*** Given entries ***
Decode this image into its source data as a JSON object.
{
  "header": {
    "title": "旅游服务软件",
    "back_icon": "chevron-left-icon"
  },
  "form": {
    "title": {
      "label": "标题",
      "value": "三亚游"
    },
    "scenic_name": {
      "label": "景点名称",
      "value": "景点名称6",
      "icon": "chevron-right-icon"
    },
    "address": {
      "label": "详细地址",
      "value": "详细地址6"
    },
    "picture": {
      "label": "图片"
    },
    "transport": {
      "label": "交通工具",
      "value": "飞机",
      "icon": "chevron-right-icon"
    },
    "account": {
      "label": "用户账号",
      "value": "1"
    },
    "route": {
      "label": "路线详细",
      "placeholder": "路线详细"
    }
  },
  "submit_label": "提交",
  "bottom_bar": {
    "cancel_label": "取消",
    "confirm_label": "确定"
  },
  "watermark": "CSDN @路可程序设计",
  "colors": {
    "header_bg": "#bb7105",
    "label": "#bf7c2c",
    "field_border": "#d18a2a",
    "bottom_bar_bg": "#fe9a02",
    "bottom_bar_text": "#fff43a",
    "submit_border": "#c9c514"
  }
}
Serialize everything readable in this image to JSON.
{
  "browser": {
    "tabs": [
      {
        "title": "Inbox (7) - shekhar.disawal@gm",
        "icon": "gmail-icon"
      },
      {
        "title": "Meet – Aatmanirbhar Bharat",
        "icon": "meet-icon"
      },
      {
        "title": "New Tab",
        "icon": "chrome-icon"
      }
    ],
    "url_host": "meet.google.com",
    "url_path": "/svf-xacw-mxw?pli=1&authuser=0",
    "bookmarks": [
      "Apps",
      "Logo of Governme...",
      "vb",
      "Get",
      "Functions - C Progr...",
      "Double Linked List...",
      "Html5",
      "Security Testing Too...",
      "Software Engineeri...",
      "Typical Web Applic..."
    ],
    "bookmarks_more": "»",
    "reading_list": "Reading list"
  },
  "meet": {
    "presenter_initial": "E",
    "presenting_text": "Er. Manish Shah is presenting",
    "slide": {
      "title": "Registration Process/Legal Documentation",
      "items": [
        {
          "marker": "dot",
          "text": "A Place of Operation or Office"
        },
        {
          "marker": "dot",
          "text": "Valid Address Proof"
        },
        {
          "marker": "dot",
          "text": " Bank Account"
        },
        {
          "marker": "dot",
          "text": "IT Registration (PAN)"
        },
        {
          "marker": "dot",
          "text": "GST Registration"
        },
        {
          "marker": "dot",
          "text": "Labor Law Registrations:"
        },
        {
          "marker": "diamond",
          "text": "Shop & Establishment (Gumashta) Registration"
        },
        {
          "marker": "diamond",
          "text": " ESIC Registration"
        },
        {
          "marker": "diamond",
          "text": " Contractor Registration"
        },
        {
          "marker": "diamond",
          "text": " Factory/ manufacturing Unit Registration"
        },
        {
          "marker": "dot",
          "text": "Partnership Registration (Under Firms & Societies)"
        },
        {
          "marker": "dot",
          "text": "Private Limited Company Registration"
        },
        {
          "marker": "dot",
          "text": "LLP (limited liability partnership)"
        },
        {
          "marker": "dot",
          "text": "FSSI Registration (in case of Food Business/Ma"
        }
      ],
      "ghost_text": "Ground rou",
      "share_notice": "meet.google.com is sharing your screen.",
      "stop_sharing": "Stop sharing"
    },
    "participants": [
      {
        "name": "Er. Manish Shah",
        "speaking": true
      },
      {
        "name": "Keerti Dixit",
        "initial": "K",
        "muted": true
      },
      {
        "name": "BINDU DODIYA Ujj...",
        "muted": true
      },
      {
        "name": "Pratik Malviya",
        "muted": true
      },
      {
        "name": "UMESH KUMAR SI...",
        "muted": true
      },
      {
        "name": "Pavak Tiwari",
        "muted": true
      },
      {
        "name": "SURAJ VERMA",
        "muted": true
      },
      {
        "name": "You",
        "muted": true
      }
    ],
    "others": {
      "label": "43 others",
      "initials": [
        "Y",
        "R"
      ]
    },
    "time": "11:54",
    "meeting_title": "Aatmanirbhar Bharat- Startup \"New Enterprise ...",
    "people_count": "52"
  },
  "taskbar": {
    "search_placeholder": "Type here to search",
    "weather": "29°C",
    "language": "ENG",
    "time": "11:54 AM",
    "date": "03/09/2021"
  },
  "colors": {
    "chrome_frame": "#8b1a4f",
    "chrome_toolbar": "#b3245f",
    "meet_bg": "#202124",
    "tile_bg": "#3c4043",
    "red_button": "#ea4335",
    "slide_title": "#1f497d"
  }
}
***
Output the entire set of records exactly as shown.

▶ _Written solution_:
Decode this image into its source data as a JSON object.
{
  "header": {
    "title": "旅游服务软件",
    "back_icon": "chevron-left-icon"
  },
  "form": {
    "title": {
      "label": "标题",
      "value": "三亚游"
    },
    "scenic_name": {
      "label": "景点名称",
      "value": "景点名称6",
      "icon": "chevron-right-icon"
    },
    "address": {
      "label": "详细地址",
      "value": "详细地址6"
    },
    "picture": {
      "label": "图片"
    },
    "transport": {
      "label": "交通工具",
      "value": "飞机",
      "icon": "chevron-right-icon"
    },
    "account": {
      "label": "用户账号",
      "value": "1"
    },
    "route": {
      "label": "路线详细",
      "placeholder": "路线详细"
    }
  },
  "submit_label": "提交",
  "bottom_bar": {
    "cancel_label": "取消",
    "confirm_label": "确定"
  },
  "watermark": "CSDN @路可程序设计",
  "colors": {
    "header_bg": "#bb7105",
    "label": "#bf7c2c",
    "field_border": "#d18a2a",
    "bottom_bar_bg": "#fe9a02",
    "bottom_bar_text": "#fff43a",
    "submit_border": "#c9c514"
  }
}
Serialize everything readable in this image to JSON.
{
  "browser": {
    "tabs": [
      {
        "title": "Inbox (7) - shekhar.disawal@gm",
        "icon": "gmail-icon"
      },
      {
        "title": "Meet – Aatmanirbhar Bharat",
        "icon": "meet-icon"
      },
      {
        "title": "New Tab",
        "icon": "chrome-icon"
      }
    ],
    "url_host": "meet.google.com",
    "url_path": "/svf-xacw-mxw?pli=1&authuser=0",
    "bookmarks": [
      "Apps",
      "Logo of Governme...",
      "vb",
      "Get",
      "Functions - C Progr...",
      "Double Linked List...",
      "Html5",
      "Security Testing Too...",
      "Software Engineeri...",
      "Typical Web Applic..."
    ],
    "bookmarks_more": "»",
    "reading_list": "Reading list"
  },
  "meet": {
    "presenter_initial": "E",
    "presenting_text": "Er. Manish Shah is presenting",
    "slide": {
      "title": "Registration Process/Legal Documentation",
      "items": [
        {
          "marker": "dot",
          "text": "A Place of Operation or Office"
        },
        {
          "marker": "dot",
          "text": "Valid Address Proof"
        },
        {
          "marker": "dot",
          "text": " Bank Account"
        },
        {
          "marker": "dot",
          "text": "IT Registration (PAN)"
        },
        {
          "marker": "dot",
          "text": "GST Registration"
        },
        {
          "marker": "dot",
          "text": "Labor Law Registrations:"
        },
        {
          "marker": "diamond",
          "text": "Shop & Establishment (Gumashta) Registration"
        },
        {
          "marker": "diamond",
          "text": " ESIC Registration"
        },
        {
          "marker": "diamond",
          "text": " Contractor Registration"
        },
        {
          "marker": "diamond",
          "text": " Factory/ manufacturing Unit Registration"
        },
        {
          "marker": "dot",
          "text": "Partnership Registration (Under Firms & Societies)"
        },
        {
          "marker": "dot",
          "text": "Private Limited Company Registration"
        },
        {
          "marker": "dot",
          "text": "LLP (limited liability partnership)"
        },
        {
          "marker": "dot",
          "text": "FSSI Registration (in case of Food Business/Ma"
        }
      ],
      "ghost_text": "Ground rou",
      "share_notice": "meet.google.com is sharing your screen.",
      "stop_sharing": "Stop sharing"
    },
    "participants": [
      {
        "name": "Er. Manish Shah",
        "speaking": true
      },
      {
        "name": "Keerti Dixit",
        "initial": "K",
        "muted": true
      },
      {
        "name": "BINDU DODIYA Ujj...",
        "muted": true
      },
      {
        "name": "Pratik Malviya",
        "muted": true
      },
      {
        "name": "UMESH KUMAR SI...",
        "muted": true
      },
      {
        "name": "Pavak Tiwari",
        "muted": true
      },
      {
        "name": "SURAJ VERMA",
        "muted": true
      },
      {
        "name": "You",
        "muted": true
      }
    ],
    "others": {
      "label": "43 others",
      "initials": [
        "Y",
        "R"
      ]
    },
    "time": "11:54",
    "meeting_title": "Aatmanirbhar Bharat- Startup \"New Enterprise ...",
    "people_count": "52"
  },
  "taskbar": {
    "search_placeholder": "Type here to search",
    "weather": "29°C",
    "language": "ENG",
    "time": "11:54 AM",
    "date": "03/09/2021"
  },
  "colors": {
    "chrome_frame": "#8b1a4f",
    "chrome_toolbar": "#b3245f",
    "meet_bg": "#202124",
    "tile_bg": "#3c4043",
    "red_button": "#ea4335",
    "slide_title": "#1f497d"
  }
}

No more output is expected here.